▸ Action item: Every entry below must be repeated exactly; skip the pictures.

#### Records for the task ####

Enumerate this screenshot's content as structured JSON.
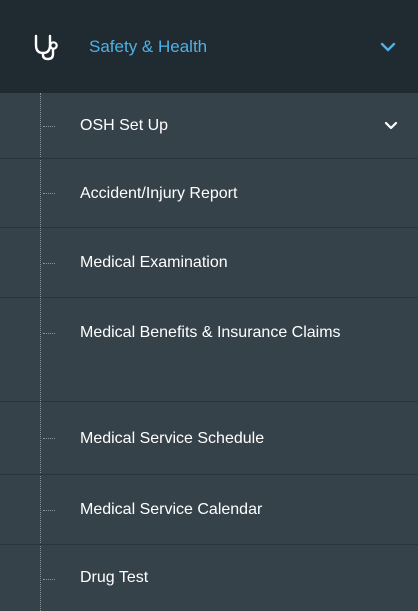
{
  "menu": {
    "header": {
      "icon": "stethoscope-icon",
      "label": "Safety & Health",
      "chevron_icon": "chevron-down-icon",
      "accent_color": "#4fb0e6"
    },
    "items": [
      {
        "label": "OSH Set Up",
        "has_chevron": true
      },
      {
        "label": "Accident/Injury Report"
      },
      {
        "label": "Medical Examination"
      },
      {
        "label": "Medical Benefits & Insurance Claims"
      },
      {
        "label": "Medical Service Schedule"
      },
      {
        "label": "Medical Service Calendar"
      },
      {
        "label": "Drug Test"
      }
    ]
  }
}
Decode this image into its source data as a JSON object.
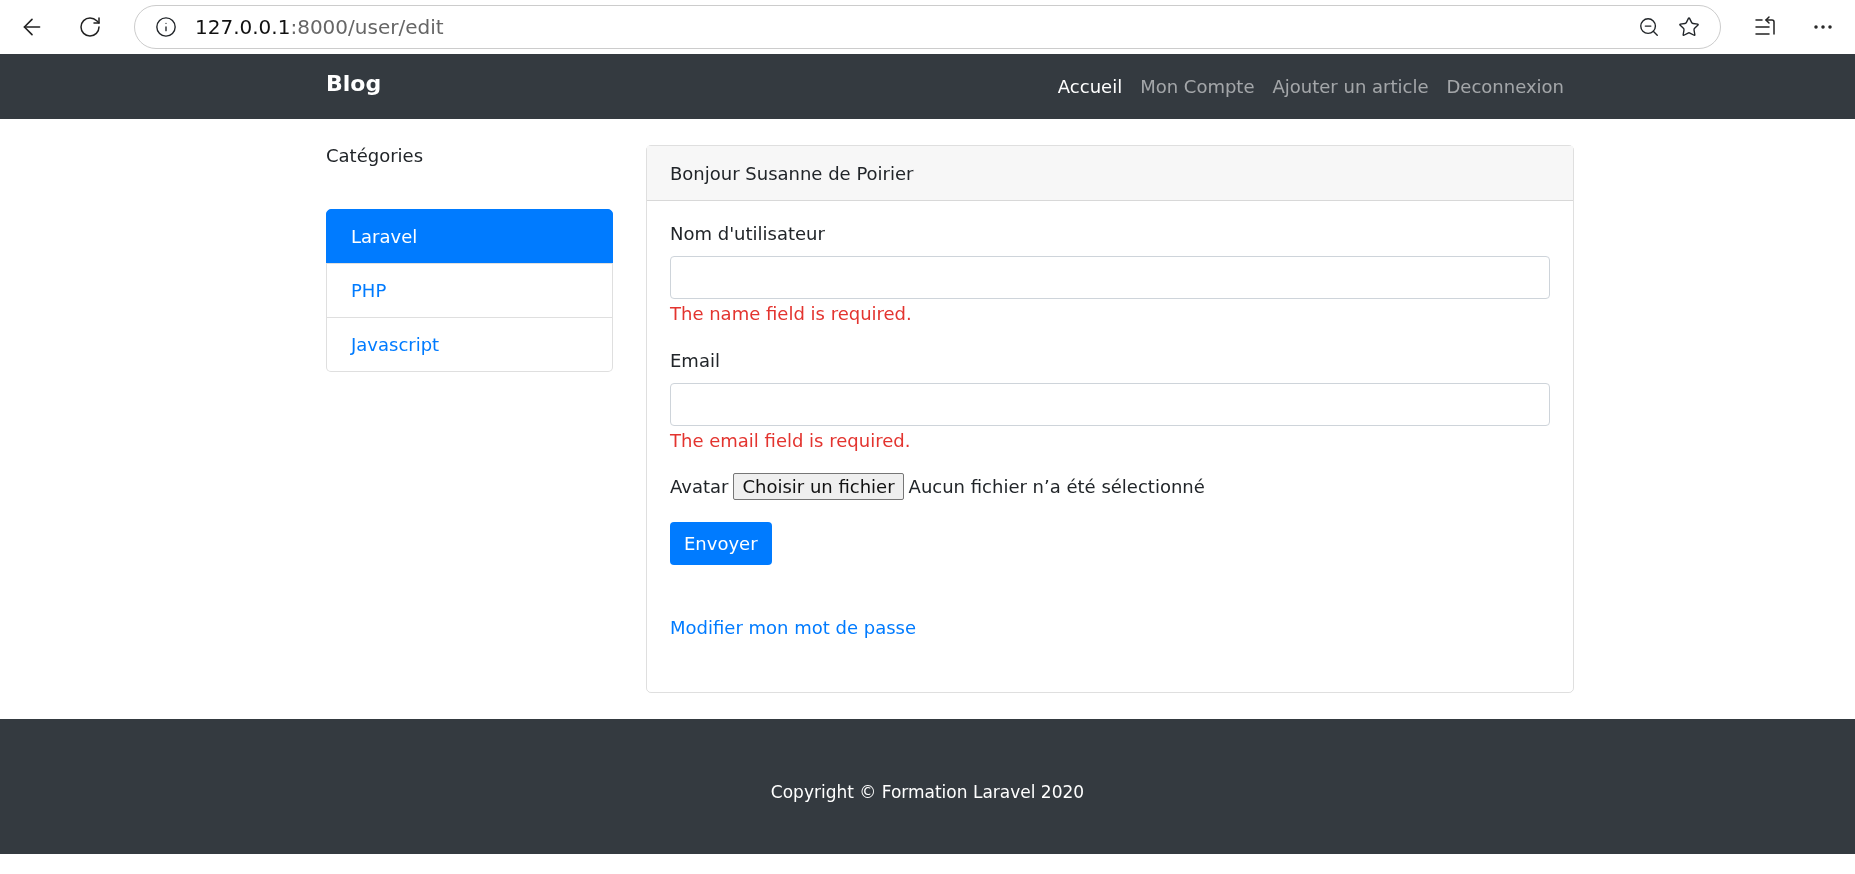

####

▸ Response:
Enumerate this screenshot's content as structured JSON.
{
  "menu": {
    "header": {
      "icon": "stethoscope-icon",
      "label": "Safety & Health",
      "chevron_icon": "chevron-down-icon",
      "accent_color": "#4fb0e6"
    },
    "items": [
      {
        "label": "OSH Set Up",
        "has_chevron": true
      },
      {
        "label": "Accident/Injury Report"
      },
      {
        "label": "Medical Examination"
      },
      {
        "label": "Medical Benefits & Insurance Claims"
      },
      {
        "label": "Medical Service Schedule"
      },
      {
        "label": "Medical Service Calendar"
      },
      {
        "label": "Drug Test"
      }
    ]
  }
}
Decode this image into its source data as a JSON object.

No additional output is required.